*** INFORMATION ***
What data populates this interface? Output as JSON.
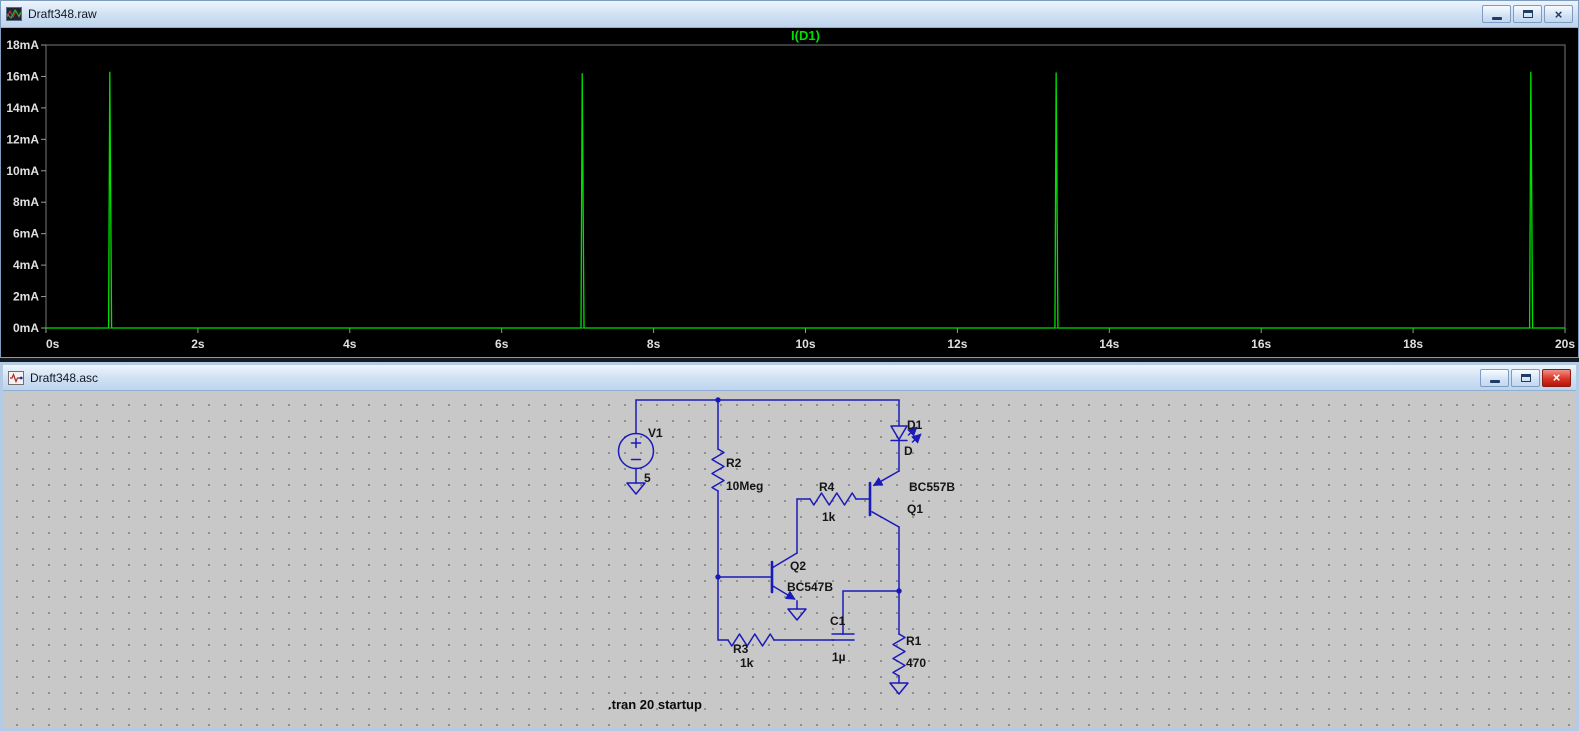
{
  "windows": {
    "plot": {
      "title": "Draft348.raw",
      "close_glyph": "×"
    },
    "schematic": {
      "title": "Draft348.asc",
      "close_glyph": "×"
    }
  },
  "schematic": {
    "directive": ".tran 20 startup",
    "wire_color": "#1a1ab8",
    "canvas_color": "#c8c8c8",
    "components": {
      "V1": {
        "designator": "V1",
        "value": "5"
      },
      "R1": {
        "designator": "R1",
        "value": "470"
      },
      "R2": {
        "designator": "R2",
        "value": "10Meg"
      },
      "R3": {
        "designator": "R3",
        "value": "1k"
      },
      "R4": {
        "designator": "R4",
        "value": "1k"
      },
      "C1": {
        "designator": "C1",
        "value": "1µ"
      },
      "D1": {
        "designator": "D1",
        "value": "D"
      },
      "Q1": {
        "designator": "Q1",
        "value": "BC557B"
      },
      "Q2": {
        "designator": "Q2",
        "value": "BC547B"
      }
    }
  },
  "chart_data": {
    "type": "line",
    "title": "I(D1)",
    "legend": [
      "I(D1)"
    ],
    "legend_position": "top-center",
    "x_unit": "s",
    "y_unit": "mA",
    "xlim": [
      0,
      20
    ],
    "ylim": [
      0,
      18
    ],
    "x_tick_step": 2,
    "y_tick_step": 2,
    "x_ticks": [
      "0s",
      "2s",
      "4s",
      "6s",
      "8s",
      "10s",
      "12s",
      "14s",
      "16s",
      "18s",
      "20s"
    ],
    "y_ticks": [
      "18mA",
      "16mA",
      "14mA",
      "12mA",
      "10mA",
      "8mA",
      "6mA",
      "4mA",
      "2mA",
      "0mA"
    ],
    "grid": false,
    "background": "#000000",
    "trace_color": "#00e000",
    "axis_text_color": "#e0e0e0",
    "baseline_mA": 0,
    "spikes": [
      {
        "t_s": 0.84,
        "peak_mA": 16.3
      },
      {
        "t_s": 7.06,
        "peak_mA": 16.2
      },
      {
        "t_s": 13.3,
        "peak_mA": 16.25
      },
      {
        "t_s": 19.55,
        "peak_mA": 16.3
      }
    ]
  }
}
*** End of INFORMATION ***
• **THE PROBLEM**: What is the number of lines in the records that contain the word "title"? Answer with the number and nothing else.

• **ANSWER TO THE EXERCISE**: 3